Welder generator air compressor combos

#artificialintelligence

A welder generator creates power for welding without reliance on mains electricity. Simply fill up the fuel tank, just as you would for a regular generator, and the welder generator will power your welding equipment wherever you need it. As a result, welder generators have become essential equipment for constructions sites, farms, industry and more. One of the biggest advantages of a welder generator is that it can be used as a stand-alone generator. This saves you space, money and hassle in running two separate machines.


Parallel processor scheduling: formulation as multi-objective linguistic optimization and solution using Perceptual Reasoning based methodology

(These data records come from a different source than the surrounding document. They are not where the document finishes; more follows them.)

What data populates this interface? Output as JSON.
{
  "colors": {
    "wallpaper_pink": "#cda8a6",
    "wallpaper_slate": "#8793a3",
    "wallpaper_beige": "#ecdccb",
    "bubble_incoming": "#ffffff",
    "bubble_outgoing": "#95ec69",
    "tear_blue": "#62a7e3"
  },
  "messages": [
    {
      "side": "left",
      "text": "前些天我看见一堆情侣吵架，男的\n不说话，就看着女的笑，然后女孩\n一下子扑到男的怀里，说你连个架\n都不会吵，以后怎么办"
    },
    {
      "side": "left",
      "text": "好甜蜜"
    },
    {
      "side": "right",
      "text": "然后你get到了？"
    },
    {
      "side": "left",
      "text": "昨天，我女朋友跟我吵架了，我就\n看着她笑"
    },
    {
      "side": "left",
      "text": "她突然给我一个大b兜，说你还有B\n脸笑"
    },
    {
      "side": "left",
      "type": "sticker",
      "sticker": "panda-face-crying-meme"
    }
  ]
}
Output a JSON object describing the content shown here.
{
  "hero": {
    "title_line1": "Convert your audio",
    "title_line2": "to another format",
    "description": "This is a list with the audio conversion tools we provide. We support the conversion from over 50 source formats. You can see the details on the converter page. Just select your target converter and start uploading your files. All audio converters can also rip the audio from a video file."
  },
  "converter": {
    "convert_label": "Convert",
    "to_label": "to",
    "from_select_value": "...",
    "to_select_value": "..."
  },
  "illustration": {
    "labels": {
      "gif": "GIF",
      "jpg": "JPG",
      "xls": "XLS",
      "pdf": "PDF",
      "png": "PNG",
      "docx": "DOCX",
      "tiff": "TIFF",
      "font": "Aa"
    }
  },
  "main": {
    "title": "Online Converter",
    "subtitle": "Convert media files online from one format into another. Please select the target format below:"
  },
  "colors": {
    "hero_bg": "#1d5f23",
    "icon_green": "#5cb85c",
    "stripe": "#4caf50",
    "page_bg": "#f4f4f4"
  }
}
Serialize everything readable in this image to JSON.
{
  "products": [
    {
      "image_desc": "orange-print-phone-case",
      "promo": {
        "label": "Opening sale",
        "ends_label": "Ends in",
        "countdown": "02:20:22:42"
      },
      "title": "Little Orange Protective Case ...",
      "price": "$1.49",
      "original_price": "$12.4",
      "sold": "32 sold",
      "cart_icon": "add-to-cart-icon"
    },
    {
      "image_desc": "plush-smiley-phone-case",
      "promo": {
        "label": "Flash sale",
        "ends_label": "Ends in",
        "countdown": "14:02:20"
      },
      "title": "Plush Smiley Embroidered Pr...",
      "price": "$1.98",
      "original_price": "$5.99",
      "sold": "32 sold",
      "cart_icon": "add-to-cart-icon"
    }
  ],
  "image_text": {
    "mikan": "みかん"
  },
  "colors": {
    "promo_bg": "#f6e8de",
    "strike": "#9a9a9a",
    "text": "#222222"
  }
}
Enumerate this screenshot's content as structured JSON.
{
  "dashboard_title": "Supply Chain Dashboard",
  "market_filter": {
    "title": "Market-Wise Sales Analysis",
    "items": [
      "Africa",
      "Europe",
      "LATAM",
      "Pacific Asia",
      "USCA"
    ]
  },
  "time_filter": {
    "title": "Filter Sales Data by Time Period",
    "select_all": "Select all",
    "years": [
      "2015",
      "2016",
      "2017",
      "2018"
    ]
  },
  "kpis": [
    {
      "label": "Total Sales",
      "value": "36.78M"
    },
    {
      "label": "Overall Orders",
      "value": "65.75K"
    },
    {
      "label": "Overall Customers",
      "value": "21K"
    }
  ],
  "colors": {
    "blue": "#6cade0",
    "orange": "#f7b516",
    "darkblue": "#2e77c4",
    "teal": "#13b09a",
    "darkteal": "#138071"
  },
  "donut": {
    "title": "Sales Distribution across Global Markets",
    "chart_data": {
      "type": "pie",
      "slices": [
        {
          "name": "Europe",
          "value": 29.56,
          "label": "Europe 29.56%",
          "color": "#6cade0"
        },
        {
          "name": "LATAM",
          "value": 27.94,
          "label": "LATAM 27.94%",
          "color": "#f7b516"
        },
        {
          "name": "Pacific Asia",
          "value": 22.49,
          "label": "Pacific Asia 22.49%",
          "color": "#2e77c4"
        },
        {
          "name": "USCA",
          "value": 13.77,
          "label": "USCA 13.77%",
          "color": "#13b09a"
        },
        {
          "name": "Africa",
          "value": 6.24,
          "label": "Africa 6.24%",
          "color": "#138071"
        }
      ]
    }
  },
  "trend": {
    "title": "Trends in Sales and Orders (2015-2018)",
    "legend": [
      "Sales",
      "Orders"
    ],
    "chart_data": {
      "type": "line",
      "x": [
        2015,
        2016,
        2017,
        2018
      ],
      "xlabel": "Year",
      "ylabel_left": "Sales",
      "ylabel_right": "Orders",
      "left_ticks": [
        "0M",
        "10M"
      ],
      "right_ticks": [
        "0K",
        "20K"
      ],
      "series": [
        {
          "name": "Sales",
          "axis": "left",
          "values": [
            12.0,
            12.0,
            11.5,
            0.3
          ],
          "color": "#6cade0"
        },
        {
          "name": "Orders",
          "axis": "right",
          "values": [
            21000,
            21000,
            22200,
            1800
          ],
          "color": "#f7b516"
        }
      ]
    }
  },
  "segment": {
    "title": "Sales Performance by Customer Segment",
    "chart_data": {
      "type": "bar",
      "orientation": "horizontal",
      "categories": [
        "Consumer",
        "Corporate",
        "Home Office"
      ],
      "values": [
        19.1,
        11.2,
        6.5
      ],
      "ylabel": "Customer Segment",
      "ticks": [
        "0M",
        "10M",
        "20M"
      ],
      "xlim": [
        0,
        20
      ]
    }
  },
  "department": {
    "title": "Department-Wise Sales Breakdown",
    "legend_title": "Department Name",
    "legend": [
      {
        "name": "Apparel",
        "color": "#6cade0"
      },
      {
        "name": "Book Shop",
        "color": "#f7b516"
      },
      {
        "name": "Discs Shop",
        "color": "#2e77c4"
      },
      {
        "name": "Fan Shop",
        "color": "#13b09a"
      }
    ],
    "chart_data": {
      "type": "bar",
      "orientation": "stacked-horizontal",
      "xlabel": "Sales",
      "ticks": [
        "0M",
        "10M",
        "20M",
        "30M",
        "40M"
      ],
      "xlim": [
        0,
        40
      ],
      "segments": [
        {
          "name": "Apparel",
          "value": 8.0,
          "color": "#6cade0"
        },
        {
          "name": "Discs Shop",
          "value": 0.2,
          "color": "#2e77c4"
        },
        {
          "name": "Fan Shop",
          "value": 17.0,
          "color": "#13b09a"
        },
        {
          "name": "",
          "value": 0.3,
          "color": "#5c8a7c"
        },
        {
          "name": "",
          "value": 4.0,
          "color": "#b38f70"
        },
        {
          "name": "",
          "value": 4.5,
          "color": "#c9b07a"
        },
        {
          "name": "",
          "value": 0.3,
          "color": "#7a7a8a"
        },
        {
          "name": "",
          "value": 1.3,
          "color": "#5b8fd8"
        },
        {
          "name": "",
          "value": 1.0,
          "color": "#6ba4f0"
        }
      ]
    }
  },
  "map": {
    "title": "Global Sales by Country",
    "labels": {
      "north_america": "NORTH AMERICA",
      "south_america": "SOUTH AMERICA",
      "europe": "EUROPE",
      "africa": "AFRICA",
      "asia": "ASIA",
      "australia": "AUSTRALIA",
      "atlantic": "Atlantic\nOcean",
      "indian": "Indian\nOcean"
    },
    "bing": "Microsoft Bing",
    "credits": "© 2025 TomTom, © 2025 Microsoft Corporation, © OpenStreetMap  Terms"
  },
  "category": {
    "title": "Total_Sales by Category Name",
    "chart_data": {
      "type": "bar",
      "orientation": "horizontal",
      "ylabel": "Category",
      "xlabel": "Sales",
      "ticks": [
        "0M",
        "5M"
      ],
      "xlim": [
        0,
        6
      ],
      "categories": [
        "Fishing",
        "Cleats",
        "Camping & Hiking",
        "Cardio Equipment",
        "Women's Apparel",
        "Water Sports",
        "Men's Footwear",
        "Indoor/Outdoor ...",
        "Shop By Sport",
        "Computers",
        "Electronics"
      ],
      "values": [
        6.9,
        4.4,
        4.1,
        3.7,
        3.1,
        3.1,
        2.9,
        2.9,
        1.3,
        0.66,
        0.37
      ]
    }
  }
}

arXiv.org Artificial Intelligence

In the era of Industry 4.0, the focus is on the minimization of human element and maximizing the automation in almost all the industrial and manufacturing establishments. These establishments contain numerous processing systems, which can execute a number of tasks, in parallel with minimum number of human beings. This parallel execution of tasks is done in accordance to a scheduling policy. However, the minimization of human element beyond a certain point is difficult. In fact, the expertise and experience of a group of humans, called the experts, becomes imminent to design a fruitful scheduling policy. The aim of the scheduling policy is to achieve the optimal value of an objective, like production time, cost, etc. In real-life situations, there are more often than not, multiple objectives in any parallel processing scenario. Furthermore, the experts generally provide their opinions, about various scheduling criteria (pertaining to the scheduling policies) in linguistic terms or words. Word semantics are best modeled using fuzzy sets (FSs). Thus, all these factors have motivated us to model the parallel processing scenario as a multi-objective linguistic optimization problem (MOLOP) and use the novel perceptual reasoning (PR) based methodology for solving it. We have also compared the results of the PR based solution methodology with those obtained from the 2-tuple based solution methodology. PR based solution methodology offers three main advantages viz., it generates unique recommendations, here the linguistic recommendations match a codebook word, and also the word model comes before the word. 2-tuple based solution methodology fails to give all these advantages. Thus, we feel that our work is novel and will provide directions for the future research.


Former Keystone workers still jobless months after project cancellation: 'Nothing out there'

FOX News

Two former Keystone pipeline workers said on Monday that President Biden's decision to ax the project left many workers with nowhere to turn. In an appearance on "Fox & Friends First," Lynn Allen, who was laid off from his Keystone XL Pipeline job in Texas, has not been able to find a job since the project's shutdown. He said he talks to people every day and "there's nothing out there." "You think about it every minute of every day," Allen said, adding his family is "on hold" while he awaits a new job. Retired Keystone pipeline worker Guy Williams said that many people who used to work for him are now out of a job in Texas. There's a lot of welders, pipeline people that live in my general area and a lot of young guys.